My family and I have been congregants at Adas Emuno for over a decade. We arrived in Leonia in 2003 after many years in Manhattan and a short stint in Riverdale. We settled on Wood Terrace with our two very young children and an English springer spaniel. The children went to pre-school, Scott and I got used to the commute and we settled in. I’m not sure who first told us about Adas Emuno. Maybe it was the Raskins, or the Schullers or Elka—I just know that it kept coming up in conversation. Hey, there’s a really cool young cantor they said, with young kids, a beautiful voice, and a non-Jewish husband. So, I checked out Tot Shabbat, a Sunday pre–k class, a Rosh Hashanah service, and I was hooked.

I had always had strong connection to my Jewish background (but did not attend synagogue). I have a non-Jewish spouse, albeit one who is happy to cook and celebrate the Jewish holidays with my family but insists on the Christmas tree of his youth. We had no real plan on what we were going to do about religious instruction for the children, if anything at all. But after spending some time at Adas Emuno, I began to have a strong sense that I had stumbled onto something unique and special. Adas Emuno was a place that Scott could feel comfortable coming if he chose to participate, and I felt that I had found a place for my children to learn about Jewish faith, culture and social commitment—certainly more than I could impart to them.
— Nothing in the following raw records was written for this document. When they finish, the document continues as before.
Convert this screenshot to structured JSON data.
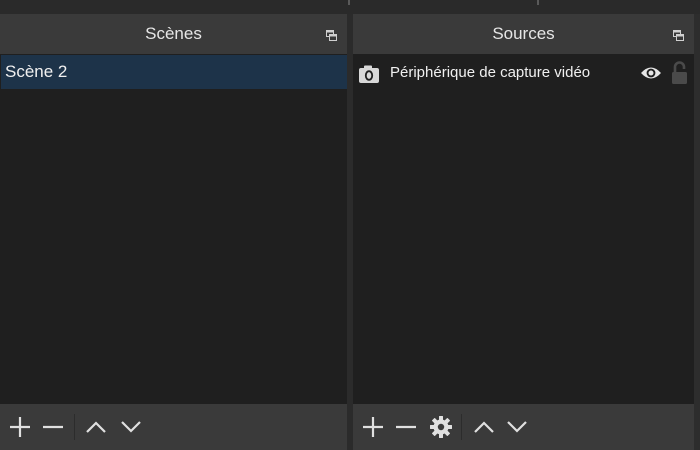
{
  "scenes_dock": {
    "title": "Scènes",
    "items": [
      {
        "label": "Scène 2",
        "selected": true
      }
    ],
    "toolbar": [
      "add",
      "remove",
      "move-up",
      "move-down"
    ]
  },
  "sources_dock": {
    "title": "Sources",
    "items": [
      {
        "label": "Périphérique de capture vidéo",
        "icon": "camera-icon",
        "visible": true,
        "locked": false
      }
    ],
    "toolbar": [
      "add",
      "remove",
      "properties",
      "move-up",
      "move-down"
    ]
  },
  "colors": {
    "dock_background": "#1f1f1f",
    "title_bar": "#3a3a3a",
    "selection": "#1d3349",
    "text": "#f0f0f0"
  }
}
In 2007, our 3rd child Griffin was born and as soon as he was old enough he started attending religious class. His siblings were overjoyed that now, he too, had to get up early on Sunday mornings! Last January, our daughter Molly was called to the Torah as a bat mitzvah—the first woman in many generations of Jewish women in my family. Grey is currently in 6th grade and Griffin is now in 2nd. Molly sleeps in on Sunday!

The synagogue has been through a few transitions since we became members and I am happy to report that today we are stronger than ever, with a committed clergy, a dynamic new Educator and a dedicated board of trustees. We have a full calendar of programs and activities for all ages. With prayer, study, music, food, and social action projects there is always energy and buzz at Adas Emuno. We offer different avenues for people to start, or to continue to explore how Judaism can bring meaning to their lives.

Please consider making an investment in the future of our unique synagogue. By investment I do not mean only one that involves financial gain. I mean an investment in the community, both the global Jewish community and our immediate community. Spread the word, bring your friends and encourage people to explore what we have to offer. I cannot articulate with perfect clarity why we each of us are here at Adas Emuno. It is very personal. I can say however, that no matter what leads each of us to this place, we stay because of the comfort and strength we draw from our time here and from each other.

In the words of Winston Churchill, “we make a living by what we get, but we make a life by what we give”. Please consider giving generously this year to sustain the special life we have created here at Adas Emuno.

Thank you, and a sweet new year to all. 

Friday, October 10, 2014

Rejoicing in Sukkot

In celebration of the Festival of Sukkot, here's a truly festive Sukkot Song by Steve McConnell
 






Chag Sameach, and Shabbat Shalom!